  • Vitamin C – One of the most lauded immune-boosting nutrients, vitamin C helps build red blood cells – which are important for hair growth.
  • Vitamin E – Good circulation is important for healthy hair, and vitamin E is a major player in circulation.
  • Iron – While there’s not a solid body of evidence for iron deficiency being directly related to hair loss, physicians do find that iron deficiency certainly exacerbates hair loss in their patients. Even if you don’t have diagnosed anemia, adding iron to your diet or supplement regimen is very likely to help regrow hair, or at least halt hair loss.

What other factors affect hair health?

Diet is extremely important to overall health – but if you’re seeing hair damage and your diet is wholesome and well-rounded, there are a few other things to consider.

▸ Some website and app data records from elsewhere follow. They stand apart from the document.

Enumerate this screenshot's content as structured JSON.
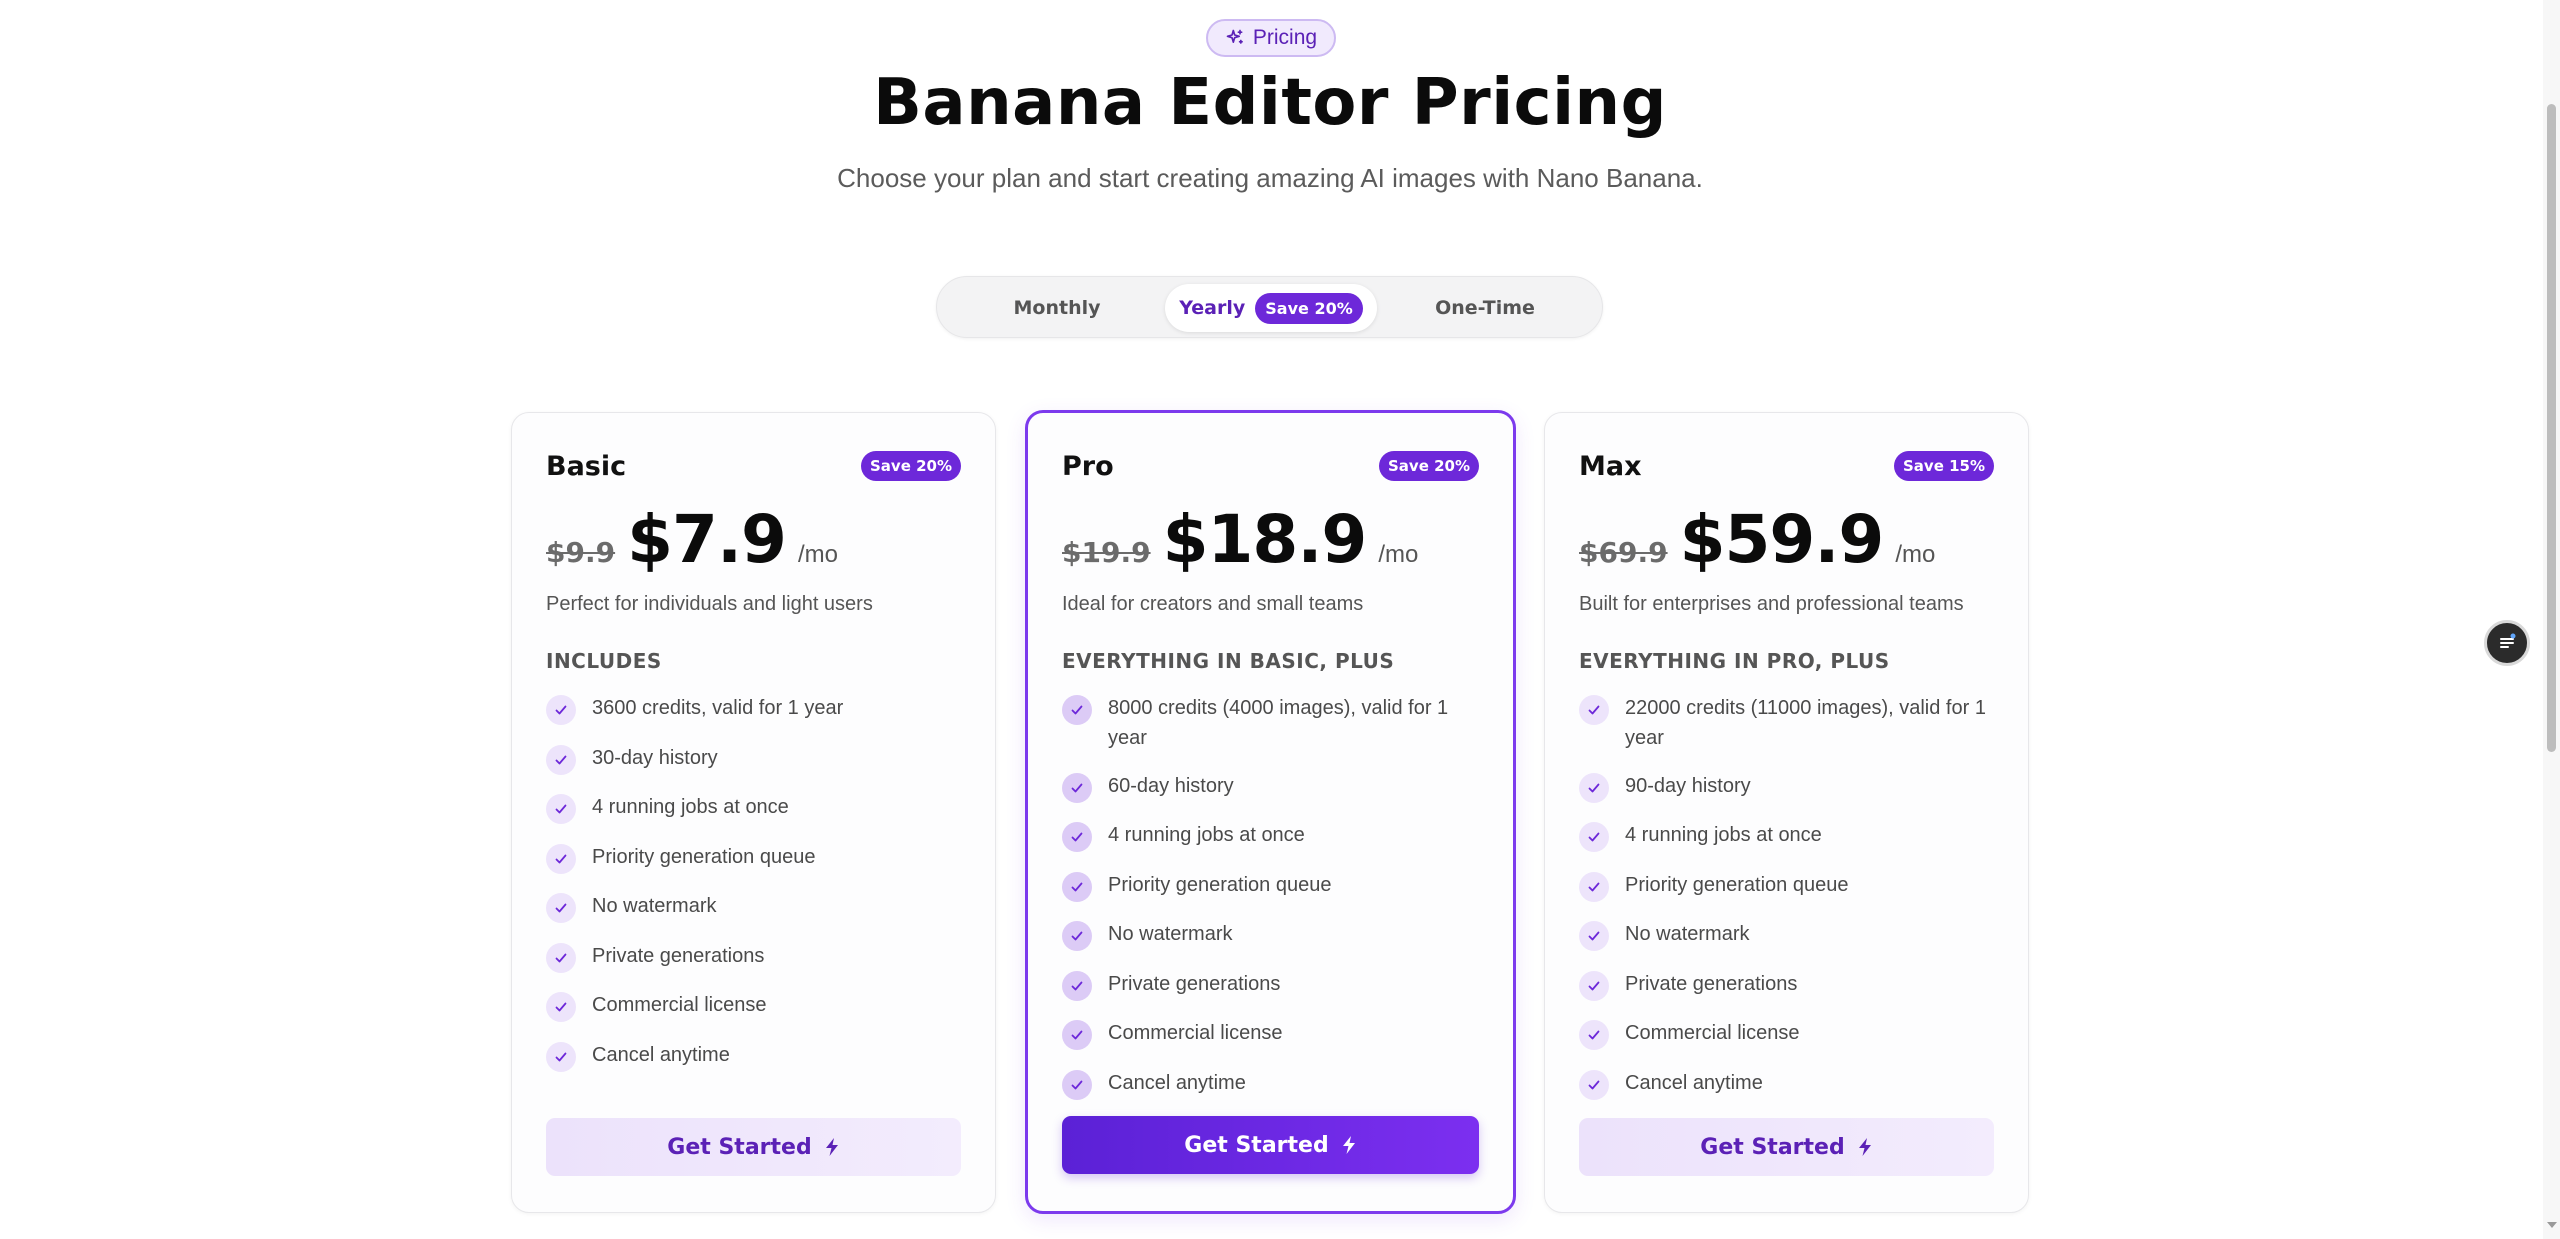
{
  "header": {
    "badge_label": "Pricing",
    "title": "Banana Editor Pricing",
    "subtitle": "Choose your plan and start creating amazing AI images with Nano Banana."
  },
  "billing_toggle": {
    "options": [
      "Monthly",
      "Yearly",
      "One-Time"
    ],
    "selected": "Yearly",
    "yearly_badge": "Save 20%"
  },
  "plans": [
    {
      "name": "Basic",
      "save_badge": "Save 20%",
      "old_price": "$9.9",
      "price": "$7.9",
      "period": "/mo",
      "description": "Perfect for individuals and light users",
      "includes_title": "INCLUDES",
      "features": [
        "3600 credits, valid for 1 year",
        "30-day history",
        "4 running jobs at once",
        "Priority generation queue",
        "No watermark",
        "Private generations",
        "Commercial license",
        "Cancel anytime"
      ],
      "cta": "Get Started",
      "highlighted": false
    },
    {
      "name": "Pro",
      "save_badge": "Save 20%",
      "old_price": "$19.9",
      "price": "$18.9",
      "period": "/mo",
      "description": "Ideal for creators and small teams",
      "includes_title": "EVERYTHING IN BASIC, PLUS",
      "features": [
        "8000 credits (4000 images), valid for 1 year",
        "60-day history",
        "4 running jobs at once",
        "Priority generation queue",
        "No watermark",
        "Private generations",
        "Commercial license",
        "Cancel anytime"
      ],
      "cta": "Get Started",
      "highlighted": true
    },
    {
      "name": "Max",
      "save_badge": "Save 15%",
      "old_price": "$69.9",
      "price": "$59.9",
      "period": "/mo",
      "description": "Built for enterprises and professional teams",
      "includes_title": "EVERYTHING IN PRO, PLUS",
      "features": [
        "22000 credits (11000 images), valid for 1 year",
        "90-day history",
        "4 running jobs at once",
        "Priority generation queue",
        "No watermark",
        "Private generations",
        "Commercial license",
        "Cancel anytime"
      ],
      "cta": "Get Started",
      "highlighted": false
    }
  ],
  "colors": {
    "accent": "#6d28d9",
    "accent_light": "#ede4fb",
    "text": "#111111",
    "muted": "#555555"
  },
  "icons": {
    "badge": "sparkles-icon",
    "check": "check-icon",
    "cta": "lightning-bolt-icon",
    "floating": "chat-menu-icon"
  }
}
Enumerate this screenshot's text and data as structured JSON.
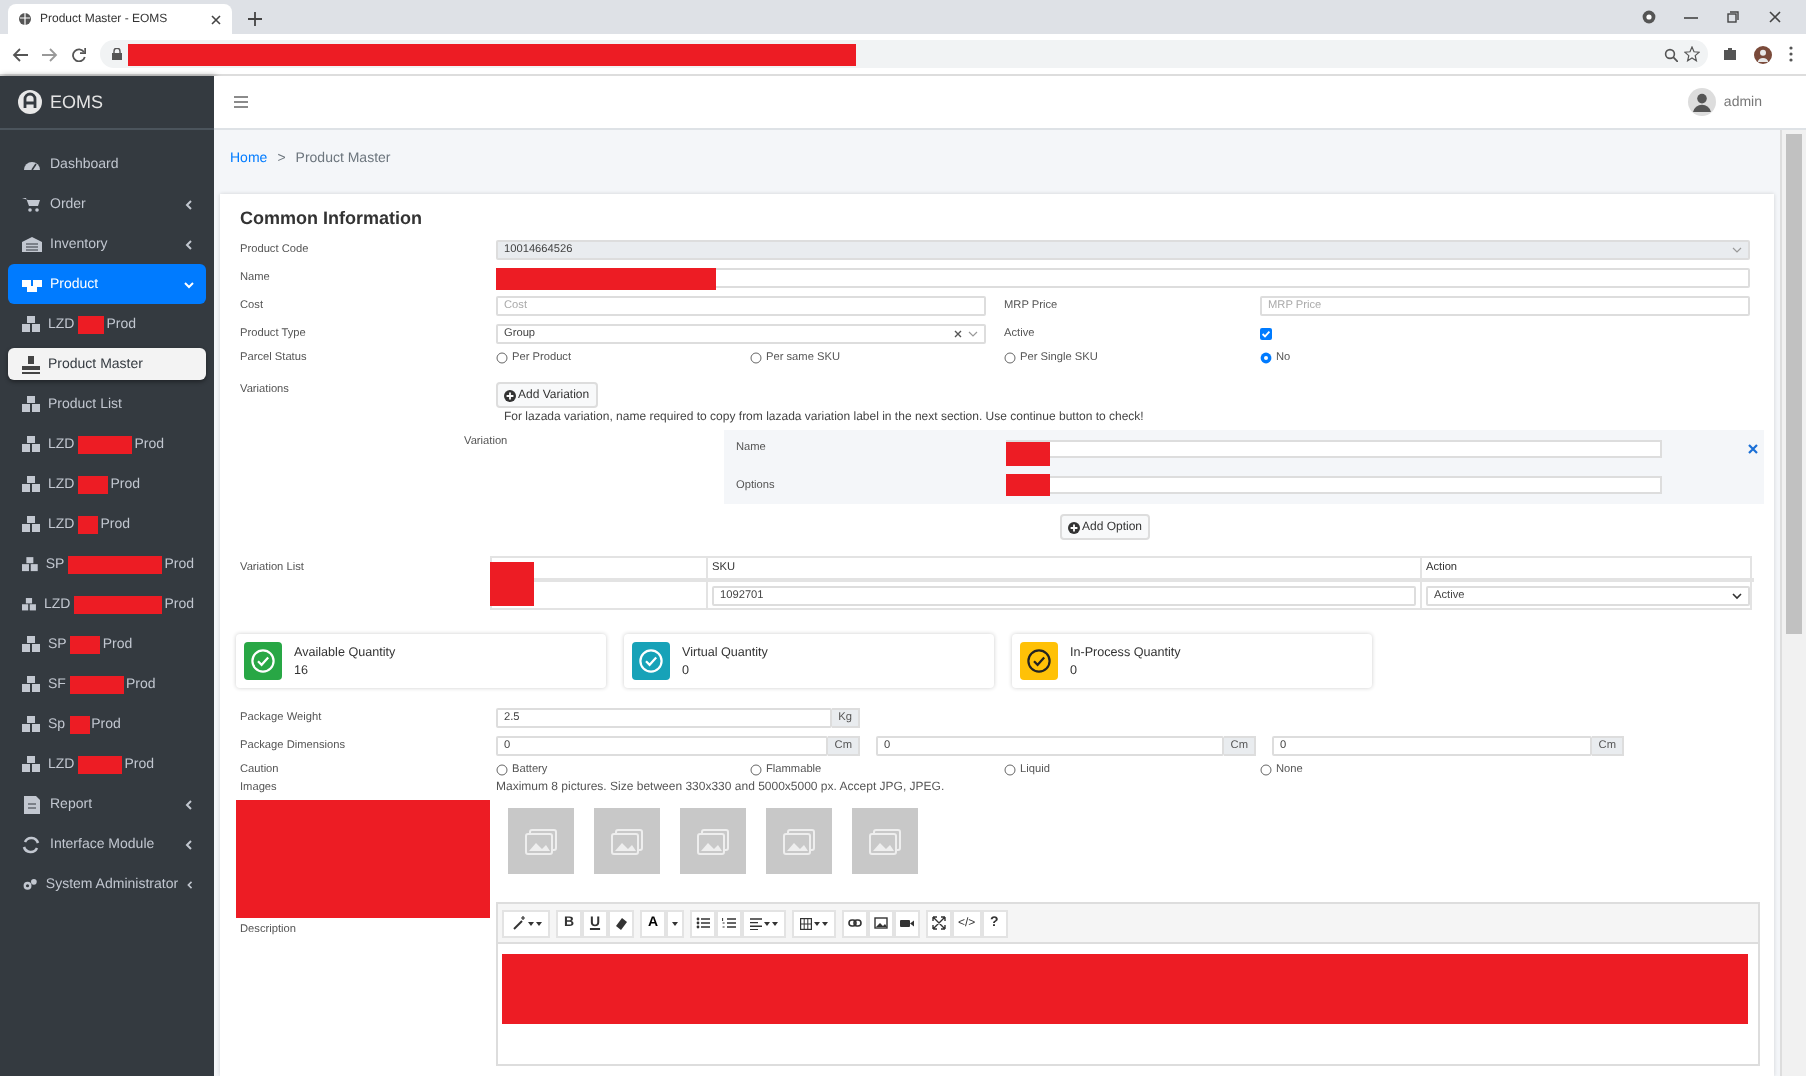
{
  "browser": {
    "tab_title": "Product Master - EOMS"
  },
  "app": {
    "brand": "EOMS",
    "user": "admin"
  },
  "breadcrumb": {
    "items": [
      {
        "label": "Home",
        "link": true
      },
      {
        "label": "Product Master",
        "link": false
      }
    ],
    "separator": ">"
  },
  "sidebar": {
    "items": [
      {
        "label": "Dashboard",
        "selected": false
      },
      {
        "label": "Order",
        "expanded": false,
        "selected": false
      },
      {
        "label": "Inventory",
        "expanded": false,
        "selected": false
      },
      {
        "label": "Product",
        "expanded": true,
        "selected": true,
        "children": [
          {
            "label": "LZD",
            "suffix": "Prod",
            "selected": false
          },
          {
            "label": "Product Master",
            "selected": true
          },
          {
            "label": "Product List",
            "selected": false
          },
          {
            "label": "LZD",
            "suffix": "Prod",
            "selected": false
          },
          {
            "label": "LZD",
            "suffix": "Prod",
            "selected": false
          },
          {
            "label": "LZD",
            "suffix": "Prod",
            "selected": false
          },
          {
            "label": "SP",
            "suffix": "Prod",
            "selected": false
          },
          {
            "label": "LZD",
            "suffix": "Prod",
            "selected": false
          },
          {
            "label": "SP",
            "suffix": "Prod",
            "selected": false
          },
          {
            "label": "SF",
            "suffix": "Prod",
            "selected": false
          },
          {
            "label": "Sp",
            "suffix": "Prod",
            "selected": false
          },
          {
            "label": "LZD",
            "suffix": "Prod",
            "selected": false
          }
        ]
      },
      {
        "label": "Report",
        "expanded": false,
        "selected": false
      },
      {
        "label": "Interface Module",
        "expanded": false,
        "selected": false
      },
      {
        "label": "System Administrator",
        "expanded": false,
        "selected": false
      }
    ]
  },
  "form": {
    "title": "Common Information",
    "product_code": {
      "label": "Product Code",
      "value": "10014664526"
    },
    "name": {
      "label": "Name"
    },
    "cost": {
      "label": "Cost",
      "placeholder": "Cost"
    },
    "mrp_price": {
      "label": "MRP Price",
      "placeholder": "MRP Price"
    },
    "product_type": {
      "label": "Product Type",
      "value": "Group"
    },
    "active": {
      "label": "Active",
      "checked": true
    },
    "parcel_status": {
      "label": "Parcel Status",
      "options": [
        {
          "label": "Per Product",
          "selected": false
        },
        {
          "label": "Per same SKU",
          "selected": false
        },
        {
          "label": "Per Single SKU",
          "selected": false
        },
        {
          "label": "No",
          "selected": true
        }
      ]
    },
    "variations": {
      "label": "Variations",
      "button": "Add Variation",
      "note": "For lazada variation, name required to copy from lazada variation label in the next section. Use continue button to check!",
      "variation_label": "Variation",
      "field_labels": [
        "Name",
        "Options"
      ],
      "add_option": "Add Option"
    },
    "variation_list": {
      "label": "Variation List",
      "columns": [
        "SKU",
        "Action"
      ],
      "rows": [
        {
          "sku": "1092701",
          "action": "Active"
        }
      ]
    },
    "quantities": [
      {
        "label": "Available Quantity",
        "value": "16",
        "color": "#28a745"
      },
      {
        "label": "Virtual Quantity",
        "value": "0",
        "color": "#17a2b8"
      },
      {
        "label": "In-Process Quantity",
        "value": "0",
        "color": "#ffc107"
      }
    ],
    "package_weight": {
      "label": "Package Weight",
      "value": "2.5",
      "unit": "Kg"
    },
    "package_dimensions": {
      "label": "Package Dimensions",
      "fields": [
        {
          "value": "0",
          "unit": "Cm"
        },
        {
          "value": "0",
          "unit": "Cm"
        },
        {
          "value": "0",
          "unit": "Cm"
        }
      ]
    },
    "caution": {
      "label": "Caution",
      "options": [
        {
          "label": "Battery",
          "selected": false
        },
        {
          "label": "Flammable",
          "selected": false
        },
        {
          "label": "Liquid",
          "selected": false
        },
        {
          "label": "None",
          "selected": false
        }
      ]
    },
    "images": {
      "label": "Images",
      "hint": "Maximum 8 pictures. Size between 330x330 and 5000x5000 px. Accept JPG, JPEG.",
      "slots": [
        {
          "kind": "empty"
        },
        {
          "kind": "empty"
        },
        {
          "kind": "empty"
        },
        {
          "kind": "empty"
        },
        {
          "kind": "empty"
        }
      ]
    },
    "description": {
      "label": "Description",
      "toolbar_text": {
        "bold": "B",
        "underline": "U",
        "font_color": "A",
        "code": "</>",
        "help": "?"
      }
    }
  }
}
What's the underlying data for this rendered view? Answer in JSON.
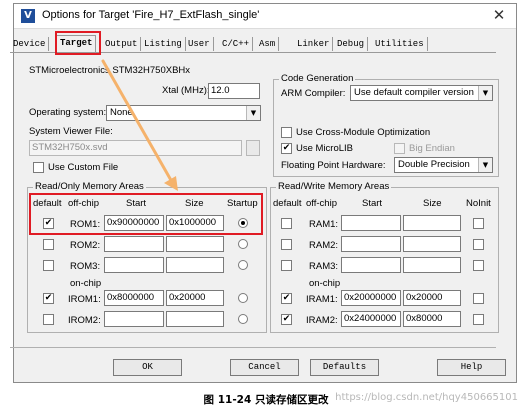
{
  "window": {
    "title": "Options for Target 'Fire_H7_ExtFlash_single'",
    "app_icon": "V",
    "close": "✕"
  },
  "tabs": [
    "Device",
    "Target",
    "Output",
    "Listing",
    "User",
    "C/C++",
    "Asm",
    "Linker",
    "Debug",
    "Utilities"
  ],
  "active_tab": "Target",
  "device": "STMicroelectronics STM32H750XBHx",
  "xtal": {
    "label": "Xtal (MHz):",
    "value": "12.0"
  },
  "os": {
    "label": "Operating system:",
    "value": "None"
  },
  "svf": {
    "label": "System Viewer File:",
    "value": "STM32H750x.svd",
    "custom_label": "Use Custom File"
  },
  "codegen": {
    "title": "Code Generation",
    "arm_compiler_label": "ARM Compiler:",
    "arm_compiler_value": "Use default compiler version",
    "cross_module": "Use Cross-Module Optimization",
    "microlib": "Use MicroLIB",
    "big_endian": "Big Endian",
    "fp_label": "Floating Point Hardware:",
    "fp_value": "Double Precision"
  },
  "rom_areas": {
    "title": "Read/Only Memory Areas",
    "headers": {
      "default": "default",
      "offchip": "off-chip",
      "start": "Start",
      "size": "Size",
      "startup": "Startup"
    },
    "onchip_label": "on-chip",
    "rows": [
      {
        "name": "ROM1:",
        "default": true,
        "start": "0x90000000",
        "size": "0x1000000",
        "startup": true
      },
      {
        "name": "ROM2:",
        "default": false,
        "start": "",
        "size": "",
        "startup": false
      },
      {
        "name": "ROM3:",
        "default": false,
        "start": "",
        "size": "",
        "startup": false
      },
      {
        "name": "IROM1:",
        "default": true,
        "start": "0x8000000",
        "size": "0x20000",
        "startup": false
      },
      {
        "name": "IROM2:",
        "default": false,
        "start": "",
        "size": "",
        "startup": false
      }
    ]
  },
  "ram_areas": {
    "title": "Read/Write Memory Areas",
    "headers": {
      "default": "default",
      "offchip": "off-chip",
      "start": "Start",
      "size": "Size",
      "noinit": "NoInit"
    },
    "onchip_label": "on-chip",
    "rows": [
      {
        "name": "RAM1:",
        "default": false,
        "start": "",
        "size": "",
        "noinit": false
      },
      {
        "name": "RAM2:",
        "default": false,
        "start": "",
        "size": "",
        "noinit": false
      },
      {
        "name": "RAM3:",
        "default": false,
        "start": "",
        "size": "",
        "noinit": false
      },
      {
        "name": "IRAM1:",
        "default": true,
        "start": "0x20000000",
        "size": "0x20000",
        "noinit": false
      },
      {
        "name": "IRAM2:",
        "default": true,
        "start": "0x24000000",
        "size": "0x80000",
        "noinit": false
      }
    ]
  },
  "buttons": {
    "ok": "OK",
    "cancel": "Cancel",
    "defaults": "Defaults",
    "help": "Help"
  },
  "caption": "图 11-24 只读存储区更改",
  "watermark": "https://blog.csdn.net/hqy450665101",
  "colors": {
    "highlight_box": "#e01b24",
    "arrow": "#f5b26b"
  }
}
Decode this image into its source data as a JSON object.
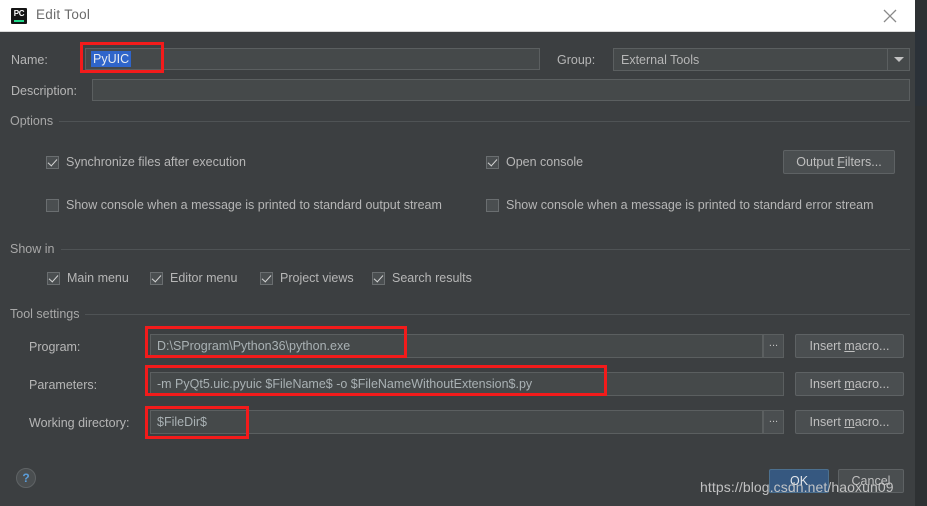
{
  "window": {
    "title": "Edit Tool",
    "icon": "pycharm-icon",
    "close_icon": "close-icon"
  },
  "form": {
    "name_label": "Name:",
    "name_value": "PyUIC",
    "group_label": "Group:",
    "group_value": "External Tools",
    "description_label": "Description:",
    "description_value": ""
  },
  "options": {
    "section_title": "Options",
    "checkboxes": [
      {
        "label": "Synchronize files after execution",
        "checked": true
      },
      {
        "label": "Open console",
        "checked": true
      },
      {
        "label": "Show console when a message is printed to standard output stream",
        "checked": false
      },
      {
        "label": "Show console when a message is printed to standard error stream",
        "checked": false
      }
    ],
    "output_filters_button": "Output Filters..."
  },
  "show_in": {
    "section_title": "Show in",
    "checkboxes": [
      {
        "label": "Main menu",
        "checked": true
      },
      {
        "label": "Editor menu",
        "checked": true
      },
      {
        "label": "Project views",
        "checked": true
      },
      {
        "label": "Search results",
        "checked": true
      }
    ]
  },
  "tool_settings": {
    "section_title": "Tool settings",
    "rows": [
      {
        "label": "Program:",
        "value": "D:\\SProgram\\Python36\\python.exe",
        "has_browse": true,
        "browse_label": "...",
        "macro_button": "Insert macro..."
      },
      {
        "label": "Parameters:",
        "value": "-m PyQt5.uic.pyuic  $FileName$ -o $FileNameWithoutExtension$.py",
        "has_browse": false,
        "browse_label": "",
        "macro_button": "Insert macro..."
      },
      {
        "label": "Working directory:",
        "value": "$FileDir$",
        "has_browse": true,
        "browse_label": "...",
        "macro_button": "Insert macro..."
      }
    ]
  },
  "footer": {
    "help_icon": "?",
    "ok_button": "OK",
    "cancel_button": "Cancel"
  },
  "watermark": {
    "text": "https://blog.csdn.net/haoxun09"
  },
  "colors": {
    "dialog_bg": "#3c3f41",
    "titlebar_bg": "#ffffff",
    "field_bg": "#45494a",
    "accent_primary": "#365880",
    "selection": "#2f65ca",
    "annotation_red": "#f31b1b"
  }
}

  • Changing or unbalanced hormones can change the texture and health of your hair, and stress can make hair fall out, gray, or thin. If you’re a new or expecting mother, prepare for your hormones to change – and your hair texture might follow suit. Super-stressed individuals might also notice changes in hair.
  • And those hair products that make your mane so shiny and fragrant? They might be doing more harm than good if they contain toxic ingredients. Choose more natural options if possible.
  • If you’ve recently had general anesthesia and/or surgery, you might experience temporary hair loss.

Your hair is a pretty accurate indicator of your overall health. As always, try to get as many nutrients as possible, and talk to your doctor before beginning a new supplement regimen.

Read more about how you can eat for healthy hair this Fall!

If you have any questions about hair loss contact us today